::: INPUT MATERIAL

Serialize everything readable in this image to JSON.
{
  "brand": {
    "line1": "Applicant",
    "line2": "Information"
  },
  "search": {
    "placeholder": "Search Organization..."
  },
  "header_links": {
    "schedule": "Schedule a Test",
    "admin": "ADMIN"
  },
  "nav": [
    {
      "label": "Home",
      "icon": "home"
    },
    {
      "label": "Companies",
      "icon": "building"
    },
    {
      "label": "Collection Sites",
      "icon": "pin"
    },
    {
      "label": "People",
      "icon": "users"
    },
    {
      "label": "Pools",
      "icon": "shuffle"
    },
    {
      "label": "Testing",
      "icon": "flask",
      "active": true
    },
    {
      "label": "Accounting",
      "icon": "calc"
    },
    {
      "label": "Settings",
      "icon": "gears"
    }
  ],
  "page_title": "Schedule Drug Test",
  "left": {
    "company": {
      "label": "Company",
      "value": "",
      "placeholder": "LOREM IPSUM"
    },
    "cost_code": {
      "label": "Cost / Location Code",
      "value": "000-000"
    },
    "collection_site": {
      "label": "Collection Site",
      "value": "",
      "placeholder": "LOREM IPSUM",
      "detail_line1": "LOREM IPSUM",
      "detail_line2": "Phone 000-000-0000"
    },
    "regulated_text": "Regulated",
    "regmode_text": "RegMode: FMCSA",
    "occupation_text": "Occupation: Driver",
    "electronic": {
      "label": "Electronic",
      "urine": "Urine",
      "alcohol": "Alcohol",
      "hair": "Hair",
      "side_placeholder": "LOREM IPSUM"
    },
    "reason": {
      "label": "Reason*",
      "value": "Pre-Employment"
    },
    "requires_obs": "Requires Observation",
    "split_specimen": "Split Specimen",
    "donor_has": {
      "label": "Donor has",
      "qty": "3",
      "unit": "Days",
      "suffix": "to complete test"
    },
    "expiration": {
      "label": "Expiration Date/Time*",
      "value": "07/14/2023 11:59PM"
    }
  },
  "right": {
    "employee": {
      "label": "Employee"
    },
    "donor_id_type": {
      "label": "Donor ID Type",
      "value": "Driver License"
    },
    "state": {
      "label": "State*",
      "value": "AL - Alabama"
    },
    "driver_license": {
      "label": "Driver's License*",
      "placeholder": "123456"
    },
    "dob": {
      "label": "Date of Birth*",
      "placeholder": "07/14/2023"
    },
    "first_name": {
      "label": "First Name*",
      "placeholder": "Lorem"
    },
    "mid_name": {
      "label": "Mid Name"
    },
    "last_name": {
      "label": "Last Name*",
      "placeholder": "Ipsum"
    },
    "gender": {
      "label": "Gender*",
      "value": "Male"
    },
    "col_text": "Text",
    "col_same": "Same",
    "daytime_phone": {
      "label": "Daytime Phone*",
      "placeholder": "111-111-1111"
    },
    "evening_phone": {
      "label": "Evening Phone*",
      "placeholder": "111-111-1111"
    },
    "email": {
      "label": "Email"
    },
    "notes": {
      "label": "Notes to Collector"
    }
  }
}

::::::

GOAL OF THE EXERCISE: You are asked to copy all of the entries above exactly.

RESPONSE TO THE TASK:
Serialize everything readable in this image to JSON.
{
  "brand": {
    "line1": "Applicant",
    "line2": "Information"
  },
  "search": {
    "placeholder": "Search Organization..."
  },
  "header_links": {
    "schedule": "Schedule a Test",
    "admin": "ADMIN"
  },
  "nav": [
    {
      "label": "Home",
      "icon": "home"
    },
    {
      "label": "Companies",
      "icon": "building"
    },
    {
      "label": "Collection Sites",
      "icon": "pin"
    },
    {
      "label": "People",
      "icon": "users"
    },
    {
      "label": "Pools",
      "icon": "shuffle"
    },
    {
      "label": "Testing",
      "icon": "flask",
      "active": true
    },
    {
      "label": "Accounting",
      "icon": "calc"
    },
    {
      "label": "Settings",
      "icon": "gears"
    }
  ],
  "page_title": "Schedule Drug Test",
  "left": {
    "company": {
      "label": "Company",
      "value": "",
      "placeholder": "LOREM IPSUM"
    },
    "cost_code": {
      "label": "Cost / Location Code",
      "value": "000-000"
    },
    "collection_site": {
      "label": "Collection Site",
      "value": "",
      "placeholder": "LOREM IPSUM",
      "detail_line1": "LOREM IPSUM",
      "detail_line2": "Phone 000-000-0000"
    },
    "regulated_text": "Regulated",
    "regmode_text": "RegMode: FMCSA",
    "occupation_text": "Occupation: Driver",
    "electronic": {
      "label": "Electronic",
      "urine": "Urine",
      "alcohol": "Alcohol",
      "hair": "Hair",
      "side_placeholder": "LOREM IPSUM"
    },
    "reason": {
      "label": "Reason*",
      "value": "Pre-Employment"
    },
    "requires_obs": "Requires Observation",
    "split_specimen": "Split Specimen",
    "donor_has": {
      "label": "Donor has",
      "qty": "3",
      "unit": "Days",
      "suffix": "to complete test"
    },
    "expiration": {
      "label": "Expiration Date/Time*",
      "value": "07/14/2023 11:59PM"
    }
  },
  "right": {
    "employee": {
      "label": "Employee"
    },
    "donor_id_type": {
      "label": "Donor ID Type",
      "value": "Driver License"
    },
    "state": {
      "label": "State*",
      "value": "AL - Alabama"
    },
    "driver_license": {
      "label": "Driver's License*",
      "placeholder": "123456"
    },
    "dob": {
      "label": "Date of Birth*",
      "placeholder": "07/14/2023"
    },
    "first_name": {
      "label": "First Name*",
      "placeholder": "Lorem"
    },
    "mid_name": {
      "label": "Mid Name"
    },
    "last_name": {
      "label": "Last Name*",
      "placeholder": "Ipsum"
    },
    "gender": {
      "label": "Gender*",
      "value": "Male"
    },
    "col_text": "Text",
    "col_same": "Same",
    "daytime_phone": {
      "label": "Daytime Phone*",
      "placeholder": "111-111-1111"
    },
    "evening_phone": {
      "label": "Evening Phone*",
      "placeholder": "111-111-1111"
    },
    "email": {
      "label": "Email"
    },
    "notes": {
      "label": "Notes to Collector"
    }
  }
}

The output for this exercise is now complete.